- Work to be completed:
Each of the entries should be retyped precisely as it appears.

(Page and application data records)

--- --- ---

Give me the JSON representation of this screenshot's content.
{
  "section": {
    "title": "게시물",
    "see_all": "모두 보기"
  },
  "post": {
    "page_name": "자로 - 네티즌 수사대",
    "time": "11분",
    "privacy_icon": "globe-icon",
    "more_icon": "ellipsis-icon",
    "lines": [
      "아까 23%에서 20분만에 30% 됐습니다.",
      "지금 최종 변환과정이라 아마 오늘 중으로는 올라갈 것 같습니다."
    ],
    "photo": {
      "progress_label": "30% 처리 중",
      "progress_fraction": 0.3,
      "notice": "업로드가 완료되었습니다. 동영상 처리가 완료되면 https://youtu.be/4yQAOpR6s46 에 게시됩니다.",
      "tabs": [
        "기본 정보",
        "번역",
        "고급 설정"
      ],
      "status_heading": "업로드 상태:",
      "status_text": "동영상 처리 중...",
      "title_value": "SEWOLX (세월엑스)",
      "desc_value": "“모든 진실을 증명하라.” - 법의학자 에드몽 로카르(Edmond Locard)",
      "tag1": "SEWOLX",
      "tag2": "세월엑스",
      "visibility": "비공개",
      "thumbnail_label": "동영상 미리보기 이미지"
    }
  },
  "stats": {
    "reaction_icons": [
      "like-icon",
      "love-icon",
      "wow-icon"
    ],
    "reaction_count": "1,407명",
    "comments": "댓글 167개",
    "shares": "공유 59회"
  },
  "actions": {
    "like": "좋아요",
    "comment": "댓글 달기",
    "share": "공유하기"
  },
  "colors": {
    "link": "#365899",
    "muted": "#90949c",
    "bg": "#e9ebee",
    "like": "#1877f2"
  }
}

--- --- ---

- Expected answer:
Give me the JSON representation of this screenshot's content.
{
  "section": {
    "title": "게시물",
    "see_all": "모두 보기"
  },
  "post": {
    "page_name": "자로 - 네티즌 수사대",
    "time": "11분",
    "privacy_icon": "globe-icon",
    "more_icon": "ellipsis-icon",
    "lines": [
      "아까 23%에서 20분만에 30% 됐습니다.",
      "지금 최종 변환과정이라 아마 오늘 중으로는 올라갈 것 같습니다."
    ],
    "photo": {
      "progress_label": "30% 처리 중",
      "progress_fraction": 0.3,
      "notice": "업로드가 완료되었습니다. 동영상 처리가 완료되면 https://youtu.be/4yQAOpR6s46 에 게시됩니다.",
      "tabs": [
        "기본 정보",
        "번역",
        "고급 설정"
      ],
      "status_heading": "업로드 상태:",
      "status_text": "동영상 처리 중...",
      "title_value": "SEWOLX (세월엑스)",
      "desc_value": "“모든 진실을 증명하라.” - 법의학자 에드몽 로카르(Edmond Locard)",
      "tag1": "SEWOLX",
      "tag2": "세월엑스",
      "visibility": "비공개",
      "thumbnail_label": "동영상 미리보기 이미지"
    }
  },
  "stats": {
    "reaction_icons": [
      "like-icon",
      "love-icon",
      "wow-icon"
    ],
    "reaction_count": "1,407명",
    "comments": "댓글 167개",
    "shares": "공유 59회"
  },
  "actions": {
    "like": "좋아요",
    "comment": "댓글 달기",
    "share": "공유하기"
  },
  "colors": {
    "link": "#365899",
    "muted": "#90949c",
    "bg": "#e9ebee",
    "like": "#1877f2"
  }
}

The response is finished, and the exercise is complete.